Current evidence does not support the use of vitamin D supplements to prevent disease, a study published in BMJ has concluded.

Researchers from the University of Auckland, New Zealand and the University of Aberdeen, Scotland found that there is a lot of uncertainty surrounding the benefits of the supplementation.

They wrote that patients without a high risk of deficiency should obtain their vitamin D from a healthy diet and regular short bursts of sunshine and should not be offered supplements.

The study comes after Public Health England (PHE) advised that everyone should consider a 10μg daily vitamin D supplement during the autumn and winter months.

However, the study concluded that patients at high risk of deficiency should only be given a low dosage of the vitamin on an individual basis and equally encouraged to boost their stores through diet and sun exposure, they said.

More than 30-50% of older people in some Western countries take vitamin D supplements, according to the study.

Based on a comprehensive search of published evidence, the new study make the case that existing clinical trials show that vitamin D supplements do not improve musculoskeletal outcomes, such as falls or fractures.

They also say there is no high quality evidence to suggest that vitamin D supplementation is beneficial for other conditions such as heart disease, stroke, and some cancers.

The only benefits to vitamin D supplementation are most likely to be seen in severely deficient populations, they said.

It added: ’Otherwise we conclude that current evidence does not support the use of vitamin D supplementation to prevent disease.’

Writing elsewhere in the BMJ, Professor Tim Spector, professor of genetic epidemiology at King’s College London, said: ’We have a strange love affair with vitamin supplements that makes the recent UK government message that everyone should take vitamin D in winter an easy sell. But is this recommendation evidence based?

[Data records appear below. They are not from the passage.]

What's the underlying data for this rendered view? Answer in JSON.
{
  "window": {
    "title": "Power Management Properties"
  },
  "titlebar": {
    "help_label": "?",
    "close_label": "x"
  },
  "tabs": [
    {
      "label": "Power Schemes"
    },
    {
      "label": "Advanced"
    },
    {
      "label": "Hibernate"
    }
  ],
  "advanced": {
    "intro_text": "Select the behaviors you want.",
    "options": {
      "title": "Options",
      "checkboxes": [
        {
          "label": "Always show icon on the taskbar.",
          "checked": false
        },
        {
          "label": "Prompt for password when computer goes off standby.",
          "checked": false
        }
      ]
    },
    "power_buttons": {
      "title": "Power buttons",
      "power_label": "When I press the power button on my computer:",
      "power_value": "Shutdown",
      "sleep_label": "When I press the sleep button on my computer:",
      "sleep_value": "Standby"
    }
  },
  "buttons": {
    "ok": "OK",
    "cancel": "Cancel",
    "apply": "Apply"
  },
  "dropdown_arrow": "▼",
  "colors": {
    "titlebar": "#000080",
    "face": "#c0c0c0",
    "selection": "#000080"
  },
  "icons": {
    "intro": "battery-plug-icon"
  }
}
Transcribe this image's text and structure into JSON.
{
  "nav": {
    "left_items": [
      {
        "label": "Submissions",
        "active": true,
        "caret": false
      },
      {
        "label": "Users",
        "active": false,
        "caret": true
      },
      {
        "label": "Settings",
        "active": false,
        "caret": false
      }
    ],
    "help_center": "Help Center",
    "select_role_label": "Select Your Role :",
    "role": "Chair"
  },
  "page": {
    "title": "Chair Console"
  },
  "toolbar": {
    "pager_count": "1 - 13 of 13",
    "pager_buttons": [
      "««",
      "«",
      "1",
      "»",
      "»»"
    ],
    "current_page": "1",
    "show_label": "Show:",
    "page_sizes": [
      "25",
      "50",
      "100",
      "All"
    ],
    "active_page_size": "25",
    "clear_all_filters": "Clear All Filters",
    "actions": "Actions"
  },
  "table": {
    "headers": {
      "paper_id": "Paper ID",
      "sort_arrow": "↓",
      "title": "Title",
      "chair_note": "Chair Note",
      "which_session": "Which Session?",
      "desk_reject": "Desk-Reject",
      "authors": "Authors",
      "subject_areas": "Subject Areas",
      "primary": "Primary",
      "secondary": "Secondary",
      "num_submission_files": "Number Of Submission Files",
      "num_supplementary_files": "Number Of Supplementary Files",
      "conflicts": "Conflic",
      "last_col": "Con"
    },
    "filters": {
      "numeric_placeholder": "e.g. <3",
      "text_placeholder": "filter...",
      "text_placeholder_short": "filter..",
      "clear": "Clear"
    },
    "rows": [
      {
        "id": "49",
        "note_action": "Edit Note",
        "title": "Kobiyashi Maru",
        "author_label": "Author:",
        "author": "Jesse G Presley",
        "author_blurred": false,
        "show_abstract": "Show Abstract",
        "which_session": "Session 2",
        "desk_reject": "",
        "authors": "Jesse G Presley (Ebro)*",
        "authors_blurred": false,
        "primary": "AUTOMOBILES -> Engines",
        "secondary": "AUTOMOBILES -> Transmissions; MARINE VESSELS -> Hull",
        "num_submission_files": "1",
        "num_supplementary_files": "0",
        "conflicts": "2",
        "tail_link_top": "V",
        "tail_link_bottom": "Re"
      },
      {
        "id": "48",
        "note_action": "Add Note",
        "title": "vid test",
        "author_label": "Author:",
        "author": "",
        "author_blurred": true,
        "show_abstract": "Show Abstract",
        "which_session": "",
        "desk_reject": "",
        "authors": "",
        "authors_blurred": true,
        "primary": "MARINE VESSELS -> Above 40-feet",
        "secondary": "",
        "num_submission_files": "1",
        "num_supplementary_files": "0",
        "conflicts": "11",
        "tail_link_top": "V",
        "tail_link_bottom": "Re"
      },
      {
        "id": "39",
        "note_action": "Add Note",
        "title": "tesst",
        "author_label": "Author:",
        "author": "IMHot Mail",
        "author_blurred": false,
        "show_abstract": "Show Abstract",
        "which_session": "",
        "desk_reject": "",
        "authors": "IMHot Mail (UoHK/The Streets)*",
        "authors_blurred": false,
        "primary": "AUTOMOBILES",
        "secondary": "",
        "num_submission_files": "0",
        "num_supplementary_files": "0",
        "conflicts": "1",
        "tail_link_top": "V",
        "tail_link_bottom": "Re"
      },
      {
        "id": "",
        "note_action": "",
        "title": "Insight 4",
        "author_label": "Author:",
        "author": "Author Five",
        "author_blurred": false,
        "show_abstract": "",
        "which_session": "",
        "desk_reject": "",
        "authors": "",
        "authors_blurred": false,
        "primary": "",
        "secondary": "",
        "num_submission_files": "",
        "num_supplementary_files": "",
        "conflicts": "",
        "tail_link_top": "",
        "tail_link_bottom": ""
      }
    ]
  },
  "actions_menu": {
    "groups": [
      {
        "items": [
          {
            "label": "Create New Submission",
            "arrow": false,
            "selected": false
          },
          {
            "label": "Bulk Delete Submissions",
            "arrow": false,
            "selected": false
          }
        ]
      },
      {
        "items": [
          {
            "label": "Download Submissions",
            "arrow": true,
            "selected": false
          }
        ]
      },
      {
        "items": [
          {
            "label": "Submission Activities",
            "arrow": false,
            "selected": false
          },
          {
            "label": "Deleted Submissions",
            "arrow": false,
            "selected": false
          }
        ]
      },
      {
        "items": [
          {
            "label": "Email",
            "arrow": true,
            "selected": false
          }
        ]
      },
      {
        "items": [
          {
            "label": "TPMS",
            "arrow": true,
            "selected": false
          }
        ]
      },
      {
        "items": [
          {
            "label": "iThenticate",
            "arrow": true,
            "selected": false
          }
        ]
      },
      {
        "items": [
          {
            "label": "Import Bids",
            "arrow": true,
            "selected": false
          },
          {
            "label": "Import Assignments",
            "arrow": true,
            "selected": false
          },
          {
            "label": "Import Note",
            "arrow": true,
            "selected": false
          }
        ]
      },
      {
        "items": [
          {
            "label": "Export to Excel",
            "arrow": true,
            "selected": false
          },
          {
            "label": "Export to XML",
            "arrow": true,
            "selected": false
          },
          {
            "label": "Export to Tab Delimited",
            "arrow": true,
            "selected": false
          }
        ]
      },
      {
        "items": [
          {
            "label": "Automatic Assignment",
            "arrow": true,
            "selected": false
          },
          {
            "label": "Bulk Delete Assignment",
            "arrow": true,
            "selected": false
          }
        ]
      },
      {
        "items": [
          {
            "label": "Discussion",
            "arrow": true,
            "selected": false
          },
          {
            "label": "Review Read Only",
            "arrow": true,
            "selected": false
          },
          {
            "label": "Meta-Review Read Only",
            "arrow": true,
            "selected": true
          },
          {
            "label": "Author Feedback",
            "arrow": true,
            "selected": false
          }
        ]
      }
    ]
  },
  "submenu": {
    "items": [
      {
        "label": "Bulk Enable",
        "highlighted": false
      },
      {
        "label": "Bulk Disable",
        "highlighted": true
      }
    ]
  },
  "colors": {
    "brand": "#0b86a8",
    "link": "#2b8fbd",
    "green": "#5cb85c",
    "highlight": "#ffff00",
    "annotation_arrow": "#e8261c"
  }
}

’With a fifth of the population reported to have low levels is this a real modern epidemic or a pseudo-disease? Will tablets cure us or prevent problems and, importantly, are they completely safe?’